The Efficacy of Non-Operative and Operative Intervention in Regards to Motor Recovery in the Setting of Cervical Spinal Cord Injury

Article excerpt

Objective: An assessment of nonoperative and operative intervention in regards to neurological improvement following traumatic closed cervical spinal cord injury (CSCI).

Method: A retrospective evaluation of a cohort of patients with a CSCI from C3 to T1 was reviewed. The analysis included a total of 13 eligible patients. The neurologic and functional outcomes were recorded from the acute hospital admission to the most recent follow-up. Data included patients' age; level of injury, neurologic exam according to the Frankel grading system, the performance of surgery, the mechanism and timing of the CSCI decompression, and motor index score (MIS).

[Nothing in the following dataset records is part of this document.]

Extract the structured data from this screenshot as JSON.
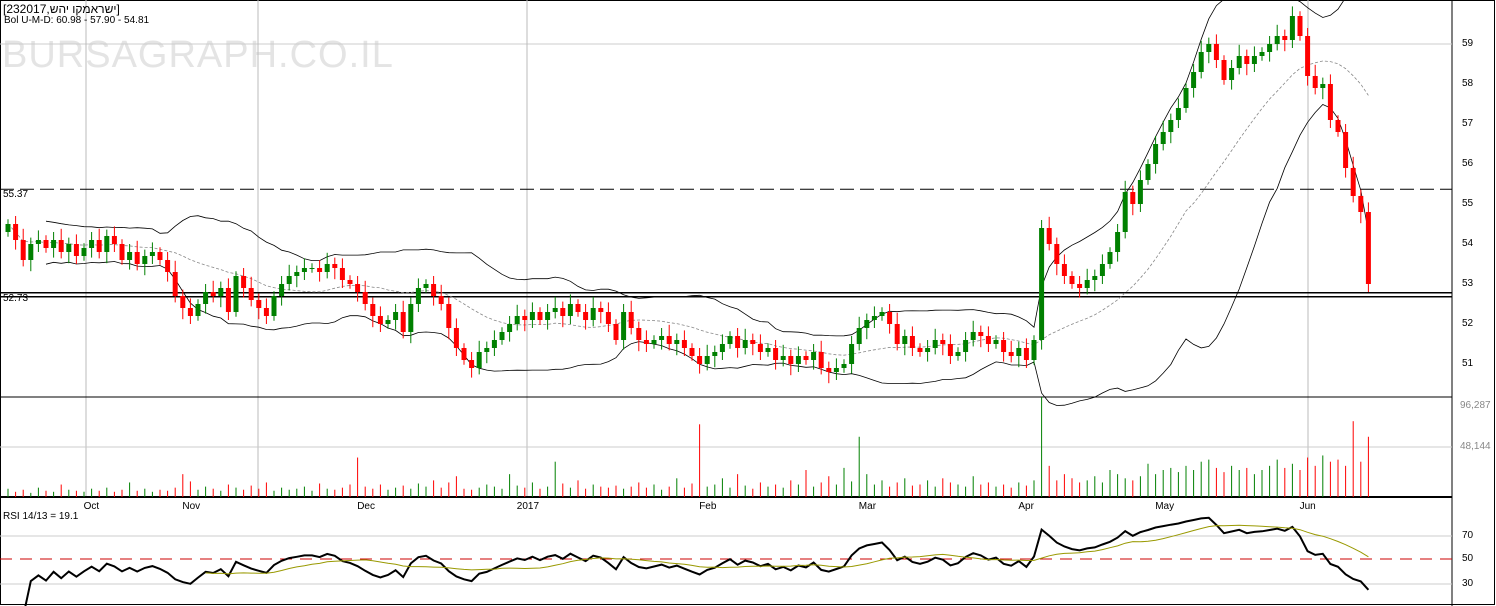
{
  "header": {
    "symbol": "[232017,ישראמקו יהש]",
    "bollinger": "Bol U-M-D: 60.98 - 57.90 - 54.81",
    "watermark": "BURSAGRAPH.CO.IL"
  },
  "colors": {
    "up": "#008000",
    "down": "#ff0000",
    "rsi": "#000000",
    "rsi_ma": "#999900",
    "ref": "#000000"
  },
  "chart_data": {
    "type": "candlestick",
    "price_axis": {
      "range": [
        50.2,
        60.1
      ],
      "ticks": [
        51,
        52,
        53,
        54,
        55,
        56,
        57,
        58,
        59
      ]
    },
    "reference_lines": [
      {
        "value": 55.37,
        "label": "55.37",
        "style": "dashed"
      },
      {
        "value": 52.73,
        "label": "52.73",
        "style": "solid"
      }
    ],
    "x_labels": [
      {
        "label": "Oct",
        "index": 11
      },
      {
        "label": "Nov",
        "index": 24
      },
      {
        "label": "Dec",
        "index": 47
      },
      {
        "label": "2017",
        "index": 68
      },
      {
        "label": "Feb",
        "index": 92
      },
      {
        "label": "Mar",
        "index": 113
      },
      {
        "label": "Apr",
        "index": 134
      },
      {
        "label": "May",
        "index": 152
      },
      {
        "label": "Jun",
        "index": 171
      }
    ],
    "first_open": 54.3,
    "close": [
      54.5,
      54.1,
      53.6,
      54.0,
      54.1,
      53.9,
      54.1,
      53.8,
      54.0,
      53.7,
      53.9,
      54.1,
      53.8,
      54.2,
      54.0,
      53.6,
      53.8,
      53.5,
      53.7,
      53.8,
      53.6,
      53.3,
      52.7,
      52.4,
      52.2,
      52.5,
      52.8,
      52.7,
      52.9,
      52.3,
      53.2,
      52.9,
      52.6,
      52.4,
      52.2,
      52.7,
      53.0,
      53.2,
      53.3,
      53.4,
      53.4,
      53.3,
      53.5,
      53.4,
      53.1,
      53.0,
      52.8,
      52.5,
      52.2,
      52.0,
      52.1,
      52.3,
      51.8,
      52.5,
      52.9,
      53.0,
      52.7,
      52.5,
      51.9,
      51.4,
      51.1,
      50.9,
      51.3,
      51.4,
      51.6,
      51.8,
      52.0,
      52.2,
      52.1,
      52.3,
      52.1,
      52.3,
      52.4,
      52.2,
      52.5,
      52.3,
      52.1,
      52.4,
      52.3,
      52.0,
      51.6,
      52.3,
      51.9,
      51.6,
      51.5,
      51.6,
      51.7,
      51.5,
      51.6,
      51.4,
      51.2,
      51.0,
      51.2,
      51.3,
      51.5,
      51.7,
      51.4,
      51.6,
      51.5,
      51.3,
      51.4,
      51.1,
      51.2,
      51.0,
      51.2,
      51.1,
      51.3,
      50.9,
      50.8,
      50.9,
      51.0,
      51.5,
      51.9,
      52.1,
      52.2,
      52.3,
      52.0,
      51.5,
      51.7,
      51.4,
      51.3,
      51.4,
      51.6,
      51.5,
      51.2,
      51.3,
      51.6,
      51.8,
      51.7,
      51.5,
      51.6,
      51.3,
      51.2,
      51.4,
      51.1,
      51.6,
      54.4,
      54.0,
      53.5,
      53.2,
      53.0,
      52.9,
      53.1,
      53.2,
      53.5,
      53.8,
      54.3,
      55.3,
      55.0,
      55.6,
      56.0,
      56.5,
      56.8,
      57.1,
      57.4,
      57.9,
      58.3,
      58.8,
      59.0,
      58.6,
      58.1,
      58.4,
      58.7,
      58.5,
      58.7,
      58.8,
      59.0,
      59.2,
      59.1,
      59.7,
      59.2,
      58.2,
      57.9,
      58.0,
      57.1,
      56.8,
      55.9,
      55.2,
      54.8,
      53.0
    ],
    "volume_axis": {
      "max": 96287,
      "ticks": [
        "96,287",
        "48,144"
      ]
    },
    "volume": [
      8000,
      5000,
      7000,
      4000,
      9000,
      6000,
      5000,
      12000,
      7000,
      6000,
      5000,
      8000,
      6000,
      9000,
      5000,
      7000,
      14000,
      6000,
      8000,
      5000,
      7000,
      6000,
      9000,
      22000,
      15000,
      7000,
      10000,
      8000,
      6000,
      12000,
      9000,
      7000,
      11000,
      8000,
      14000,
      6000,
      9000,
      7000,
      8000,
      10000,
      6000,
      13000,
      8000,
      7000,
      9000,
      12000,
      38000,
      10000,
      8000,
      12000,
      7000,
      9000,
      11000,
      8000,
      13000,
      10000,
      16000,
      9000,
      14000,
      20000,
      8000,
      7000,
      9000,
      12000,
      10000,
      8000,
      22000,
      11000,
      9000,
      14000,
      8000,
      10000,
      34000,
      13000,
      9000,
      16000,
      8000,
      12000,
      10000,
      9000,
      11000,
      8000,
      10000,
      14000,
      9000,
      12000,
      7000,
      10000,
      18000,
      9000,
      13000,
      70000,
      10000,
      12000,
      18000,
      9000,
      22000,
      11000,
      8000,
      14000,
      10000,
      12000,
      9000,
      16000,
      12000,
      26000,
      10000,
      14000,
      20000,
      12000,
      28000,
      15000,
      58000,
      22000,
      12000,
      16000,
      10000,
      14000,
      18000,
      11000,
      12000,
      16000,
      10000,
      18000,
      14000,
      12000,
      10000,
      20000,
      12000,
      14000,
      10000,
      12000,
      9000,
      14000,
      11000,
      16000,
      96287,
      30000,
      16000,
      22000,
      18000,
      14000,
      16000,
      20000,
      14000,
      26000,
      22000,
      18000,
      16000,
      20000,
      32000,
      22000,
      26000,
      28000,
      24000,
      30000,
      26000,
      34000,
      36000,
      28000,
      24000,
      30000,
      26000,
      28000,
      22000,
      26000,
      30000,
      36000,
      28000,
      32000,
      26000,
      38000,
      30000,
      40000,
      34000,
      36000,
      30000,
      73000,
      34000,
      58000
    ]
  },
  "rsi": {
    "label": "RSI 14/13 = 19.1",
    "ticks": [
      "70",
      "50",
      "30"
    ]
  }
}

Results: Ninety-two percent of the patients were male with the mean age of 28.2 ± 11.5. Before treatment, 10/13 patients (77.0%) had functionally complete neurological deficits below the level of injury. The median interval from injury to surgery was 16 days. Eight patients underwent surgical intervention and five were treated nonoperatively. The median length of follow-up was 14 months after surgery (Range: 7 - 93 months). Spinal cord functional improvement was observed in 2/8 (25%) of the surgically managed patients and in 4/5 (80%) of the patients treated nonoperatively. Root recovery was observed in 6/8 (75%) of the patients who were treated surgically and 4/5 (80%) of the patients treated nonoperatively.

Conclusion: Some degree of motor score improvement occurs following a closed cervical spinal cord injury with or without operative surgery in the follow up period.

Key words: Cervical, Decompression, Spinal cord injury, Surgery

Iran J Psychiatry 2009; 4: 131-136

The role and timing of surgical decompression after an acute spinal cord injury (SCI) remains one of the most controversial topics pertaining to spinal surgery (1-5). Blunt spinal trauma complicated by injury to the cervical spinal cord most frequently occurs in young male patients (6, 7). Lack of controlled, prospective, multicenter clinical studies has contributed to confusion in optimal treatment methods for patients with injuries of the cervical spinal cord. The cervical spinal cord is vulnerable to injuries caused by highenergy motor vehicle collisions and falls (8 - 11). Tator et al., showed that agreement among experienced trauma centers is inconsistent with regards to the type and timing of treatment in cervical spine injuries associated with a neurologic deficit. 23.5% of surgeons surveyed operated on cervical spinal cord injury patients within 24 hours postinjury, 15.8% operated between 25 and 48 hours postinjury, 19% between 48 and 96 hours, 41.7% chose to intervene surgically more than 5 days postinjury (12).

The formulation of a treatment plan for patients with injuries to the cervical spinal cord depends on the presence and extent of neurologic injury and existing spinal stability. Both nonsurgical and surgical treatment options are available to achieve the goals of preservation of neurologic function and restoration of spinal stability (7). To date, the role of decompression in patients with incomplete SCI is only supported by Class III and limited Class II evidence (7, 13). Due to the absence of scientific literature examining injuries specific to the cervical spinal cord, a retrospective pilot study was undertaken to access the efficacy and potential morbidities related to the surgical management (decompression and stabilization) of these injuries. This investigation will serve as a foundation for future prospective multicenter studies evaluating the safety and efficacy of surgical intervention in neurologically and mechanically unstable injuries to the cervical spinal cord.

Materials and Method

Between October 1994 and March 2005 a total of 108 patients with a blunt traumatic spinal cord injury were identified at a regional level I trauma in southeastern Iran. Of these patients a subset was identified in which: 1) a neurological deficit was attributable to a traumatic cervical spinal cord injury between C3 to T1; 2) follow-up was a minimum of 6 months; and 3) the cervical spinal cord injury was due to an acute non penetrating traumatic event with radiographically documented cord compression due to cord encroachment by anterior vertebral body elements, disk material, or posterior vertebral elements as a result of a fracture subluxation or dislocation . …